Erich von Stroheim

The Death Valley finale of Greed (1925)

The Death Valley finale of Greed (1925)

  • Born:  1885
  • Died:  1957
  • Rank:  54
  • Score:  570.10
  • Feature Films:  8
  • Best:  Greed
  • Worst:  The Wedding March

Feature Films (ranked):

  1. Greed – 1925
  2. Foolish Wives – 1922
  3. Queen Kelly – 1929
  4. Blind Husbands – 1919
  5. The Merry Widow – 1925
  6. The Wedding March – 1928

Top 10 Best Director Finishes (Nighthawk Awards):

  • pre-1927 – 2nd – Greed
  • pre-1927 – 7th – Foolish Wives
  • 1928-29 – 7th – The Wedding March
  • 1985 – 9th – Queen Kelly

“So I was just running up the stairs, and I say ‘Good God, this is fantastic, you know – that little I . . . that I should be directing you now, directing the great Stroheim!  You were ten years ahead of all of us – ten years ahead of the industry!’  And he looked at me and said, ‘Twenty.’ ”

Billy Wilder in Conversations with Wilder – page 267

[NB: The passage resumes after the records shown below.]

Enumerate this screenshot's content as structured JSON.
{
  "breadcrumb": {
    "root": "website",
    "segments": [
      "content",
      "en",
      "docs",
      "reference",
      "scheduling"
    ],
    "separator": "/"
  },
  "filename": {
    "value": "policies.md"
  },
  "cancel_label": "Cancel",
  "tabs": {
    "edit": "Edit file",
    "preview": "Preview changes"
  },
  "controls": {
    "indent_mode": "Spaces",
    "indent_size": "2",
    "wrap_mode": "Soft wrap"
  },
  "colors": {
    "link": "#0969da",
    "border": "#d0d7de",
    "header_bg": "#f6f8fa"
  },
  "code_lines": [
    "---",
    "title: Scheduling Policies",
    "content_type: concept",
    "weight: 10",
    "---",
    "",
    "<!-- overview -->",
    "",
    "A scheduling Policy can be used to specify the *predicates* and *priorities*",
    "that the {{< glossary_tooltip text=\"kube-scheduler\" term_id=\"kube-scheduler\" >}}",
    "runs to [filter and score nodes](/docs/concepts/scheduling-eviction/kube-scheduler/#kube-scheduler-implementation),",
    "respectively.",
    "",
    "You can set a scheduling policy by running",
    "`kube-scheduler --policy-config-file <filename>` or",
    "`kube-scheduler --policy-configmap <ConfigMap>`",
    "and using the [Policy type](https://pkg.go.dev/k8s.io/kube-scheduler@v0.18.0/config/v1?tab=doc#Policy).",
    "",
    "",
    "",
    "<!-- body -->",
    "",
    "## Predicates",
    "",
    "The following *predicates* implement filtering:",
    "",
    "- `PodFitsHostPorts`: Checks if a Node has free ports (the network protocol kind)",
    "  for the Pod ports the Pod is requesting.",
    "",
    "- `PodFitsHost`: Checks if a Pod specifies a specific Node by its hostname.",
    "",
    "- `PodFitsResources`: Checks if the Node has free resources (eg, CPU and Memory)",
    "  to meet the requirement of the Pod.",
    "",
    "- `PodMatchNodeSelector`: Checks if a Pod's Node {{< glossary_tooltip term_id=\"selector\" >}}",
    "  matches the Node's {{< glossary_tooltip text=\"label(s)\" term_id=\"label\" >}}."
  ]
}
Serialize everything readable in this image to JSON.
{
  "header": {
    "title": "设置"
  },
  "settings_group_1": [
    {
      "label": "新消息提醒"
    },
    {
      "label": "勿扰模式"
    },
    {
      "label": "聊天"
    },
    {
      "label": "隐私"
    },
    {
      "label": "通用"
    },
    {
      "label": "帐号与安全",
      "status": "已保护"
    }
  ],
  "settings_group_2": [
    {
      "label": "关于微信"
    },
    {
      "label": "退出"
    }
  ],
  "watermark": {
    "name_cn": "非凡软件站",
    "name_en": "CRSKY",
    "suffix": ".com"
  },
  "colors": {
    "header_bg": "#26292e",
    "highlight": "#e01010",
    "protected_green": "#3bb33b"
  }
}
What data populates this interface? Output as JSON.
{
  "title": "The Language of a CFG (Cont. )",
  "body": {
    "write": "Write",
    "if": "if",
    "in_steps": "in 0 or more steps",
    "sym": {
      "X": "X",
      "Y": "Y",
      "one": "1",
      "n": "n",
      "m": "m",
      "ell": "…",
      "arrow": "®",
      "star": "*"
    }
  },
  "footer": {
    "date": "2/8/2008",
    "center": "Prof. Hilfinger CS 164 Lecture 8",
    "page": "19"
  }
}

Before there was Orson Welles, there was Erich von Stroheim.  This is not hyperbole.  Stroheim was the first great actor-director-writer.  He had immense talent and clear knowledge of his genius.  Then, Hollywood, which has had a hard time recognizing genius, started destroying his films.  Greed, the single greatest American film of the silent era was cut massively down in the same way that The Magnificent Ambersons was.  Yet, in spite of what was done to it, and the possibilities for what could have been, the sheer genius shines through.  Stroheim waged wars with his films, using huge budgets and losing plenty of money, but to those appreciate art, it was worth it.  But eventually, the studios couldn’t deal with it and Stroheim found himself working for Joseph Kennedy making Queen Kelly with the great star Gloria Swanson.  Then the film was taken away and then it was never completely finished.  Parts of it were used in the screening scenes in Sunset Boulevard, a film that finally made perfect use of Stroheim’s acting ability and played off his talent as a director (Wilder mentions in the book that the idea of Max writing the letters was Stroheim’s).  That was why Queen Kelly is listed for 1985 – it’s when it finally got a theater release.

And why are there only 8 films listed for Stroheim (and only 6 ranked) when the IMdB lists 12?  Because one was taken away from him, three were uncredited and for the most part, unconfirmed and two of them (The Devil’s Passkey and The Honeymoon) have been completely lost.  And why the pre-1927?  Because I base all my awards on Academy Awards eligibility and thus group all the films from before the Oscars into one year.

Greed – #2 film of pre-1927

I was asked recently by a friend if I had ever read McTeague.  I have, and I highly recommend it (because it’s from 1899, it got missed in my 20th Century novels list), but I also mentioned that the best American film of the silent era was based on the novel.

Although, to say that Greed is based on McTeague is like saying that Van Sant’s remake of Psycho is based on the original.  In Greed, Stroheim took every single scene in the novel and not only filmed them, but actually went to the various places where they were set (Norris’ novel is amazing in its detail of San Francisco, and then, Death Valley) and filmed there.  It was the first all location film.

Greed originally ran 9 hours in length and at the time, included the entire book.  It was shown once to reporters (to rave reviews) and then shortened.  From the original 42 reels, eventually it was reduced to 9 reels and that is the version that exists today.  Stroheim  himself cut a  version that was 24 reels (about 5 hours).  It is tragic what was lost when that film was destroyed (and it was destroyed – the reels were melted down for their silver nitrate).

Greed is amazing for every aspect of its film making.  There is the historical aspect – not just the cutting of it, but the fact that it was the first film from MGM and the stories about the shoot out in Death Valley and using ice to cool the cameras.  There is the literary aspect – one of the best versions of a great novel ever put on screen – keeping all of it, including the brutal ending.  There is the cinematic aspect – the amazing use of interiors and location shooting, the brilliant cinematography.  Then of course there is the direction.  When Greed was made, Chaplin had yet to make a great film (his The Gold Rush would come later), and Stroheim was the single greatest director in the world.  Then Hollywood crushed him and he turned to acting (again, proving his talent with great performances in Grand Illusion, Five Graves to Cairo and Sunset Boulevard).  But we can only imagine what was lost – both in Greed and in cinema history.